When using Windows Authentication in IIS (when set in web.config), you should configure your root folder location like this:
So if you are using "Windows Authentication" mode, i.e. you don't see FileVista login page and logged in automatically according to the current logged on Windows user, then you should use Authenticated User (Windows) for Connect As option. Then this root folder should be accessible by the externally logged on Windows users. Note that you can not test the result on "Edit Root Folder" window if your administrator user is an application user such as the default created admin. That Connect As option would work on that window if the administrator user is also in format Domain\User.
Otherwise, it should be a SPN issue which means IIS uses "impersonation" and not "delegation" token for some reason.
With IIS Windows Authentication, impersonation is not enough network resources so you also need delegation:
Impersonation only allows you to access resources local to the web server as the browser user.
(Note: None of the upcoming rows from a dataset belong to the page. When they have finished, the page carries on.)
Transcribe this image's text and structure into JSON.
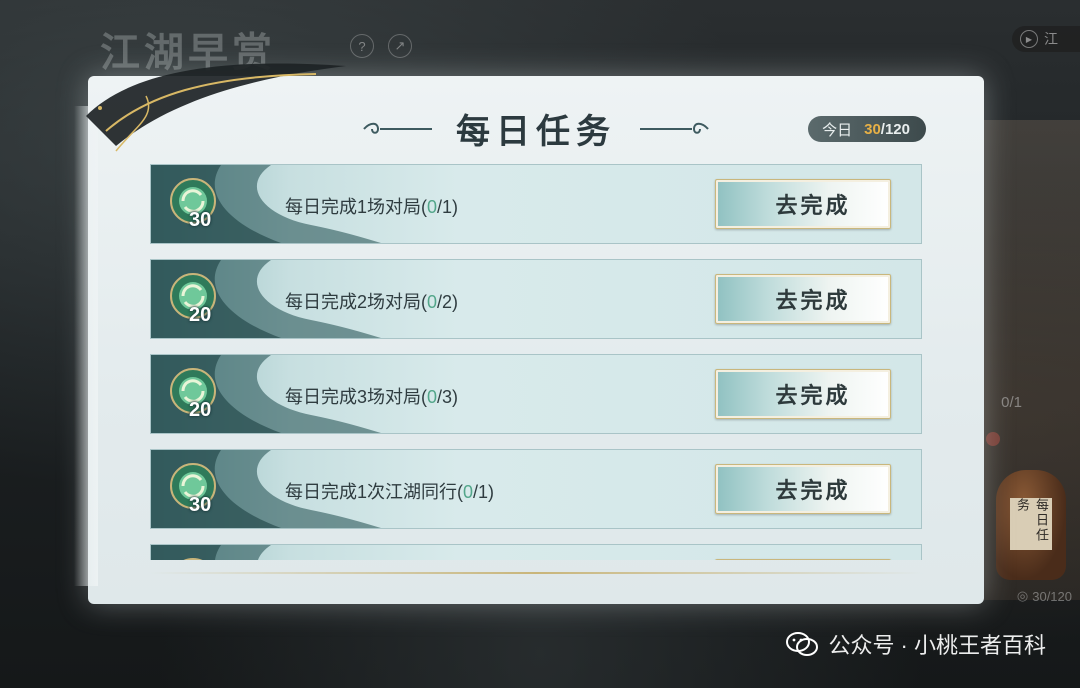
{
  "background": {
    "title": "江湖早赏",
    "help_icon": "question-icon",
    "share_icon": "share-icon",
    "top_right_label": "江",
    "side_text": "0/1",
    "jar_label": "每日任务",
    "side_progress": "30/120"
  },
  "panel": {
    "title": "每日任务",
    "today_label": "今日",
    "today_current": "30",
    "today_max": "/120"
  },
  "tasks": [
    {
      "reward": "30",
      "text": "每日完成1场对局(",
      "progress": "0",
      "total": "/1)",
      "button": "去完成"
    },
    {
      "reward": "20",
      "text": "每日完成2场对局(",
      "progress": "0",
      "total": "/2)",
      "button": "去完成"
    },
    {
      "reward": "20",
      "text": "每日完成3场对局(",
      "progress": "0",
      "total": "/3)",
      "button": "去完成"
    },
    {
      "reward": "30",
      "text": "每日完成1次江湖同行(",
      "progress": "0",
      "total": "/1)",
      "button": "去完成"
    },
    {
      "reward": "",
      "text": "",
      "progress": "",
      "total": "",
      "button": ""
    }
  ],
  "watermark": {
    "text": "公众号 · 小桃王者百科"
  },
  "colors": {
    "progress_green": "#53a68a",
    "today_gold": "#e7b046",
    "panel_bg": "#eef3f4"
  }
}
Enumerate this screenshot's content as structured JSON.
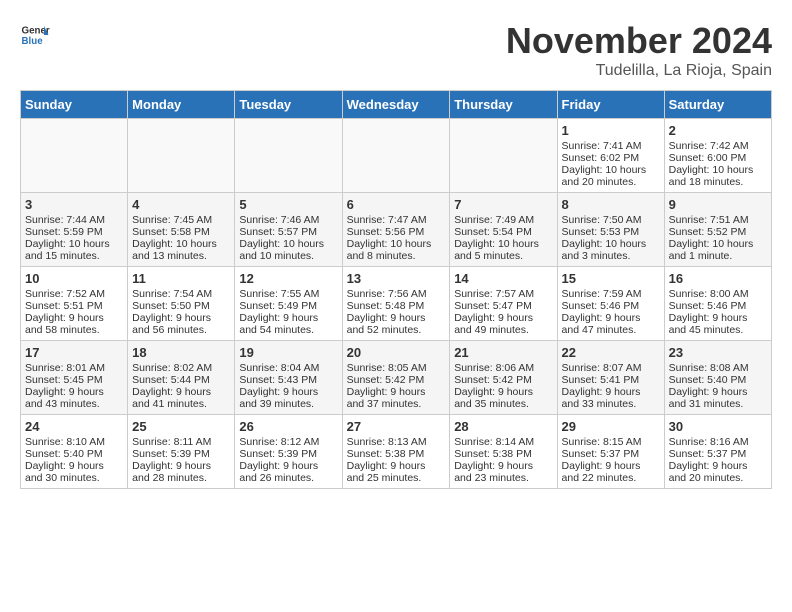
{
  "header": {
    "logo_general": "General",
    "logo_blue": "Blue",
    "month": "November 2024",
    "location": "Tudelilla, La Rioja, Spain"
  },
  "days_of_week": [
    "Sunday",
    "Monday",
    "Tuesday",
    "Wednesday",
    "Thursday",
    "Friday",
    "Saturday"
  ],
  "weeks": [
    [
      {
        "day": "",
        "content": ""
      },
      {
        "day": "",
        "content": ""
      },
      {
        "day": "",
        "content": ""
      },
      {
        "day": "",
        "content": ""
      },
      {
        "day": "",
        "content": ""
      },
      {
        "day": "1",
        "content": "Sunrise: 7:41 AM\nSunset: 6:02 PM\nDaylight: 10 hours and 20 minutes."
      },
      {
        "day": "2",
        "content": "Sunrise: 7:42 AM\nSunset: 6:00 PM\nDaylight: 10 hours and 18 minutes."
      }
    ],
    [
      {
        "day": "3",
        "content": "Sunrise: 7:44 AM\nSunset: 5:59 PM\nDaylight: 10 hours and 15 minutes."
      },
      {
        "day": "4",
        "content": "Sunrise: 7:45 AM\nSunset: 5:58 PM\nDaylight: 10 hours and 13 minutes."
      },
      {
        "day": "5",
        "content": "Sunrise: 7:46 AM\nSunset: 5:57 PM\nDaylight: 10 hours and 10 minutes."
      },
      {
        "day": "6",
        "content": "Sunrise: 7:47 AM\nSunset: 5:56 PM\nDaylight: 10 hours and 8 minutes."
      },
      {
        "day": "7",
        "content": "Sunrise: 7:49 AM\nSunset: 5:54 PM\nDaylight: 10 hours and 5 minutes."
      },
      {
        "day": "8",
        "content": "Sunrise: 7:50 AM\nSunset: 5:53 PM\nDaylight: 10 hours and 3 minutes."
      },
      {
        "day": "9",
        "content": "Sunrise: 7:51 AM\nSunset: 5:52 PM\nDaylight: 10 hours and 1 minute."
      }
    ],
    [
      {
        "day": "10",
        "content": "Sunrise: 7:52 AM\nSunset: 5:51 PM\nDaylight: 9 hours and 58 minutes."
      },
      {
        "day": "11",
        "content": "Sunrise: 7:54 AM\nSunset: 5:50 PM\nDaylight: 9 hours and 56 minutes."
      },
      {
        "day": "12",
        "content": "Sunrise: 7:55 AM\nSunset: 5:49 PM\nDaylight: 9 hours and 54 minutes."
      },
      {
        "day": "13",
        "content": "Sunrise: 7:56 AM\nSunset: 5:48 PM\nDaylight: 9 hours and 52 minutes."
      },
      {
        "day": "14",
        "content": "Sunrise: 7:57 AM\nSunset: 5:47 PM\nDaylight: 9 hours and 49 minutes."
      },
      {
        "day": "15",
        "content": "Sunrise: 7:59 AM\nSunset: 5:46 PM\nDaylight: 9 hours and 47 minutes."
      },
      {
        "day": "16",
        "content": "Sunrise: 8:00 AM\nSunset: 5:46 PM\nDaylight: 9 hours and 45 minutes."
      }
    ],
    [
      {
        "day": "17",
        "content": "Sunrise: 8:01 AM\nSunset: 5:45 PM\nDaylight: 9 hours and 43 minutes."
      },
      {
        "day": "18",
        "content": "Sunrise: 8:02 AM\nSunset: 5:44 PM\nDaylight: 9 hours and 41 minutes."
      },
      {
        "day": "19",
        "content": "Sunrise: 8:04 AM\nSunset: 5:43 PM\nDaylight: 9 hours and 39 minutes."
      },
      {
        "day": "20",
        "content": "Sunrise: 8:05 AM\nSunset: 5:42 PM\nDaylight: 9 hours and 37 minutes."
      },
      {
        "day": "21",
        "content": "Sunrise: 8:06 AM\nSunset: 5:42 PM\nDaylight: 9 hours and 35 minutes."
      },
      {
        "day": "22",
        "content": "Sunrise: 8:07 AM\nSunset: 5:41 PM\nDaylight: 9 hours and 33 minutes."
      },
      {
        "day": "23",
        "content": "Sunrise: 8:08 AM\nSunset: 5:40 PM\nDaylight: 9 hours and 31 minutes."
      }
    ],
    [
      {
        "day": "24",
        "content": "Sunrise: 8:10 AM\nSunset: 5:40 PM\nDaylight: 9 hours and 30 minutes."
      },
      {
        "day": "25",
        "content": "Sunrise: 8:11 AM\nSunset: 5:39 PM\nDaylight: 9 hours and 28 minutes."
      },
      {
        "day": "26",
        "content": "Sunrise: 8:12 AM\nSunset: 5:39 PM\nDaylight: 9 hours and 26 minutes."
      },
      {
        "day": "27",
        "content": "Sunrise: 8:13 AM\nSunset: 5:38 PM\nDaylight: 9 hours and 25 minutes."
      },
      {
        "day": "28",
        "content": "Sunrise: 8:14 AM\nSunset: 5:38 PM\nDaylight: 9 hours and 23 minutes."
      },
      {
        "day": "29",
        "content": "Sunrise: 8:15 AM\nSunset: 5:37 PM\nDaylight: 9 hours and 22 minutes."
      },
      {
        "day": "30",
        "content": "Sunrise: 8:16 AM\nSunset: 5:37 PM\nDaylight: 9 hours and 20 minutes."
      }
    ]
  ]
}
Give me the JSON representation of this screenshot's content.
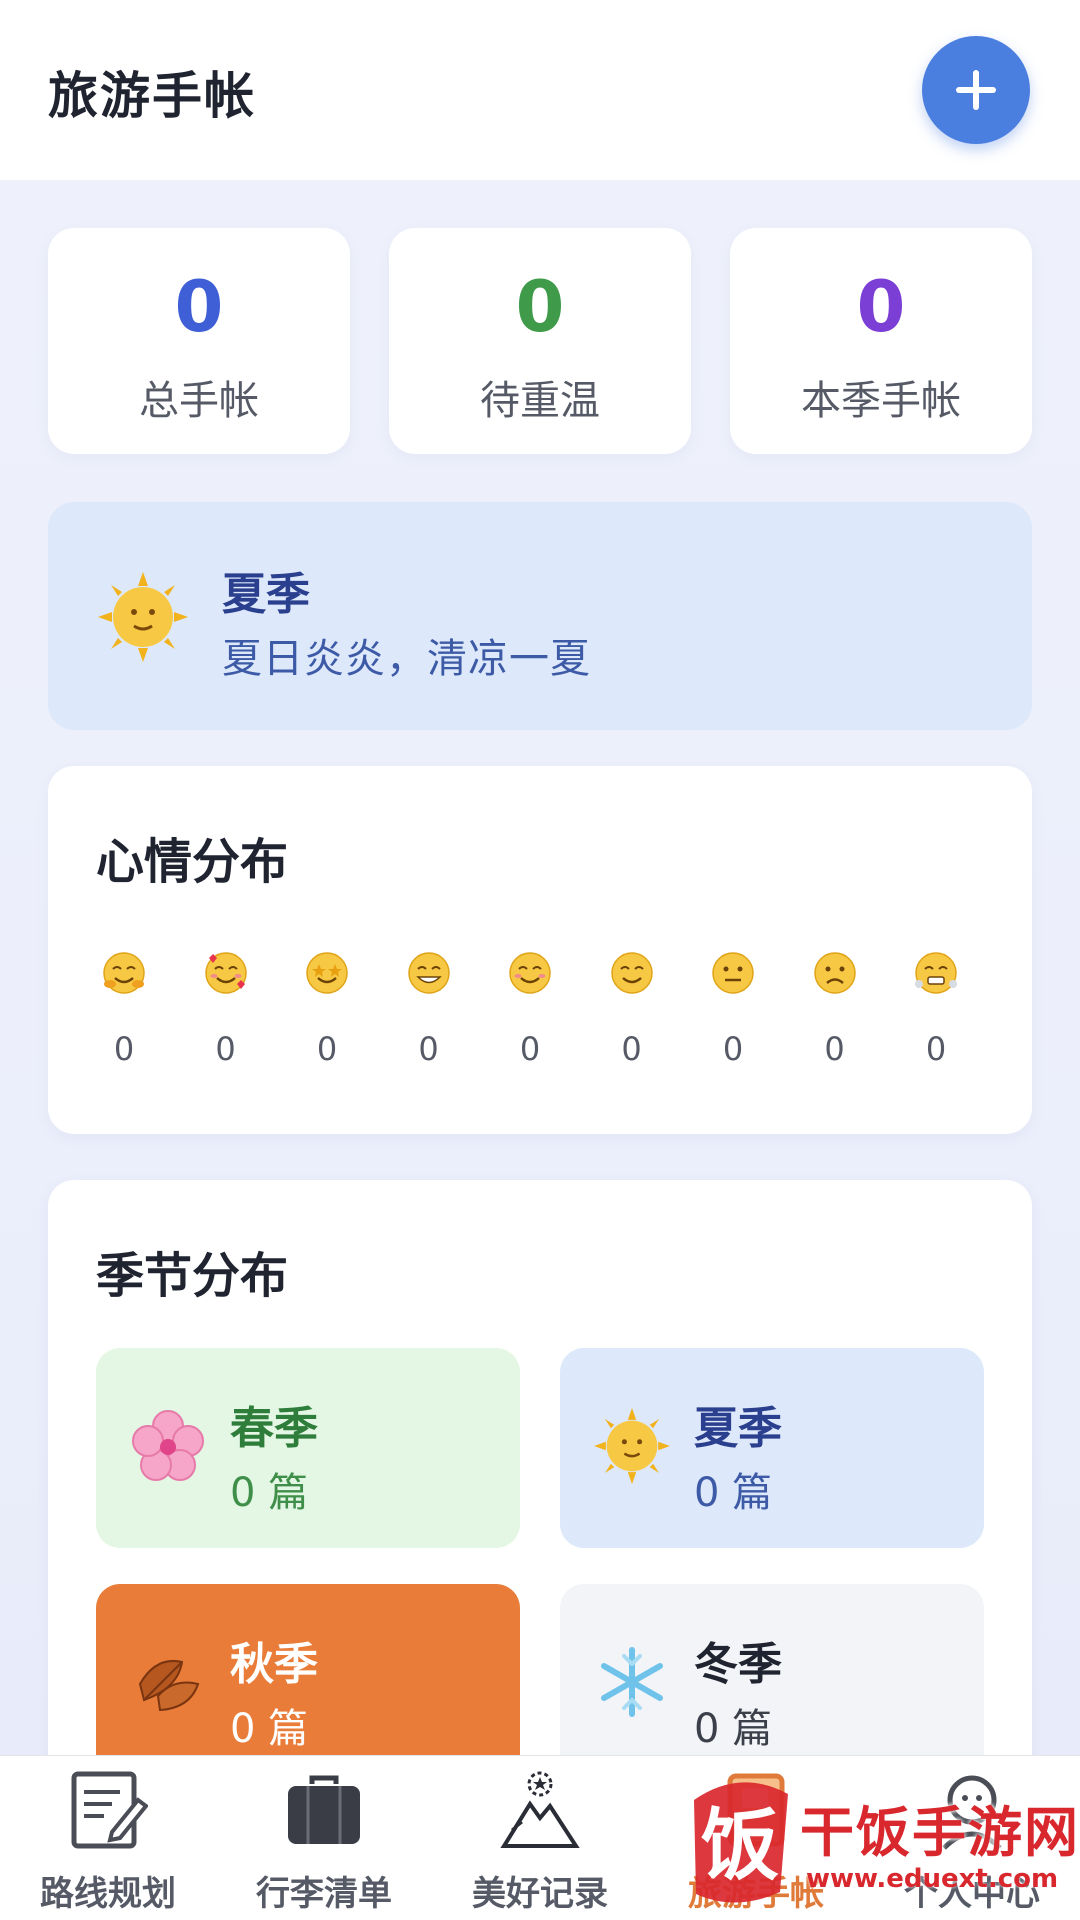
{
  "header": {
    "title": "旅游手帐",
    "add_icon": "plus-icon",
    "accent": "#4a7fe0"
  },
  "stats": [
    {
      "value": "0",
      "label": "总手帐",
      "color": "#3f5fd6"
    },
    {
      "value": "0",
      "label": "待重温",
      "color": "#3f9a4a"
    },
    {
      "value": "0",
      "label": "本季手帐",
      "color": "#7b3fd6"
    }
  ],
  "current_season": {
    "icon": "sun-face-icon",
    "title": "夏季",
    "subtitle": "夏日炎炎，清凉一夏"
  },
  "mood": {
    "title": "心情分布",
    "items": [
      {
        "icon": "hugging-face-icon",
        "count": "0"
      },
      {
        "icon": "smiling-face-with-hearts-icon",
        "count": "0"
      },
      {
        "icon": "star-struck-face-icon",
        "count": "0"
      },
      {
        "icon": "grinning-face-icon",
        "count": "0"
      },
      {
        "icon": "blushing-face-icon",
        "count": "0"
      },
      {
        "icon": "slightly-smiling-face-icon",
        "count": "0"
      },
      {
        "icon": "neutral-face-icon",
        "count": "0"
      },
      {
        "icon": "disappointed-face-icon",
        "count": "0"
      },
      {
        "icon": "huffing-face-icon",
        "count": "0"
      }
    ]
  },
  "seasons": {
    "title": "季节分布",
    "items": [
      {
        "icon": "cherry-blossom-icon",
        "name": "春季",
        "count": "0 篇",
        "bg": "#e3f7e4",
        "name_color": "#2f7d3a",
        "count_color": "#3f8f4a"
      },
      {
        "icon": "sun-face-icon",
        "name": "夏季",
        "count": "0 篇",
        "bg": "#dde8fb",
        "name_color": "#2b3f8f",
        "count_color": "#3d5aa6"
      },
      {
        "icon": "fallen-leaf-icon",
        "name": "秋季",
        "count": "0 篇",
        "bg": "#e87c38",
        "name_color": "#ffffff",
        "count_color": "#ffffff"
      },
      {
        "icon": "snowflake-icon",
        "name": "冬季",
        "count": "0 篇",
        "bg": "#f2f4f7",
        "name_color": "#1f2430",
        "count_color": "#3a3f4a"
      }
    ]
  },
  "tabbar": {
    "items": [
      {
        "label": "路线规划",
        "icon": "notepad-pen-icon"
      },
      {
        "label": "行李清单",
        "icon": "suitcase-icon"
      },
      {
        "label": "美好记录",
        "icon": "mountain-star-icon"
      },
      {
        "label": "旅游手帐",
        "icon": "journal-icon",
        "active": true
      },
      {
        "label": "个人中心",
        "icon": "user-icon"
      }
    ]
  },
  "watermark": {
    "text": "干饭手游网",
    "url": "www.eduext.com",
    "logo_char": "饭"
  }
}
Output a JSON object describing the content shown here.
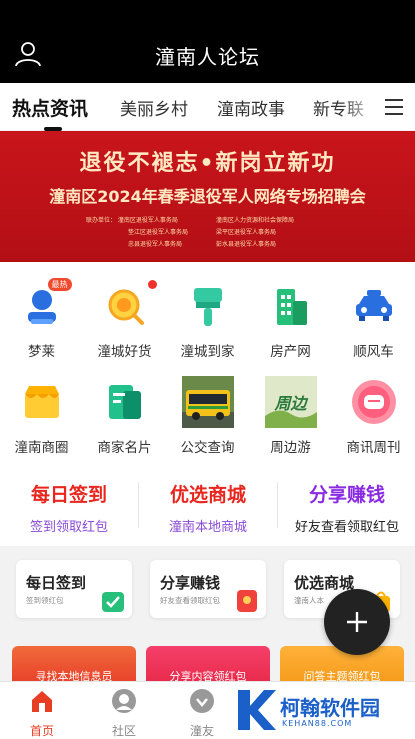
{
  "header": {
    "title": "潼南人论坛"
  },
  "tabs": [
    {
      "label": "热点资讯"
    },
    {
      "label": "美丽乡村"
    },
    {
      "label": "潼南政事"
    },
    {
      "label": "新专联"
    }
  ],
  "banner": {
    "headline": "退役不褪志•新岗立新功",
    "subheadline": "潼南区2024年春季退役军人网络专场招聘会",
    "units": [
      [
        "联办单位：  潼南区退役军人事务局",
        "潼南区人力资源和社会保障局"
      ],
      [
        "垫江区退役军人事务局",
        "梁平区退役军人事务局"
      ],
      [
        "忠县退役军人事务局",
        "彭水县退役军人事务局"
      ]
    ]
  },
  "grid": [
    {
      "label": "梦莱",
      "icon": "person-icon",
      "badge": "最热"
    },
    {
      "label": "潼城好货",
      "icon": "magnifier-icon",
      "dot": true
    },
    {
      "label": "潼城到家",
      "icon": "brush-icon"
    },
    {
      "label": "房产网",
      "icon": "building-icon"
    },
    {
      "label": "顺风车",
      "icon": "car-icon"
    },
    {
      "label": "潼南商圈",
      "icon": "shop-icon"
    },
    {
      "label": "商家名片",
      "icon": "card-icon"
    },
    {
      "label": "公交查询",
      "icon": "bus-photo-icon"
    },
    {
      "label": "周边游",
      "icon": "travel-photo-icon",
      "photo_text": "周边"
    },
    {
      "label": "商讯周刊",
      "icon": "chat-bubble-icon"
    }
  ],
  "promo": [
    {
      "title": "每日签到",
      "subtitle": "签到领取红包",
      "title_color": "#e8261e",
      "sub_color": "#8a4bd6"
    },
    {
      "title": "优选商城",
      "subtitle": "潼南本地商城",
      "title_color": "#e8261e",
      "sub_color": "#8a4bd6"
    },
    {
      "title": "分享赚钱",
      "subtitle": "好友查看领取红包",
      "title_color": "#8a2be2",
      "sub_color": "#222222"
    }
  ],
  "cards": [
    {
      "title": "每日签到",
      "subtitle": "签到领红包"
    },
    {
      "title": "分享赚钱",
      "subtitle": "好友查看领取红包"
    },
    {
      "title": "优选商城",
      "subtitle": "潼南人本"
    }
  ],
  "banners2": [
    {
      "text": "寻找本地信息员"
    },
    {
      "text": "分享内容领红包"
    },
    {
      "text": "问答主题领红包"
    }
  ],
  "bottom_nav": [
    {
      "label": "首页",
      "active": true
    },
    {
      "label": "社区"
    },
    {
      "label": "潼友"
    }
  ],
  "watermark": {
    "text": "柯翰软件园",
    "url": "KEHAN88.COM"
  },
  "colors": {
    "accent": "#e73f24",
    "banner_red": "#c8151b",
    "topbar": "#000000"
  }
}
If you want that user's identity to travel across the then you need delegation.
The reason it works when you provide user name and password is that when Windows has the password, it can access network resources.
However when there is no password, IIS creates a user token which can only access local resources.
IIS only creates a delegation user token when you use Basic Authentication because then it knows your password (passed in clear text).
So possibly you will see that you can access the path when you enable Basic Authentication. However this is not desirable because IIS would ask your credentials
every time you access the site (no automatic logon I guess). So we should focus on enabling delegation for Windows Authentication (your current setting)
To enable delegation in IIS, you need to enable Negotiate:Kerberos provider:
Under "Windows Authentication" right click and select "Providers". Add "Negotiate:Kerberos" and move it to the top
Note that configuring delegation seems to be a pain. So there are some other steps that may be required.
However we should first start by doing the above.
The other steps include
- Configuring the user's account to allow delegation in AD
- Setting up SPNs for users
One user solved similar problem like this:
Eventually we found out what the problem was with impersonation level.
When the client negotiated with the server the authentication, a Kerberos ticket was requested but, as we used an alias for accessing the intranet, the ticket was not delivered, so the authentication was NTLM, not Kerberos.
The impersonation level was “Impersonate” not “delegate” due to NTLM cannot impersonate at delegation level (required for accessing to network resources). The result was the error denying the access.
To solve it, we had to say that the address (intranet.contoso.com) is a principal one at the web server (webserver001).
So, in the end, solving it was as easy as typing, at the web server:
Setspn -A HTTP/intranet.contoso.com webserver001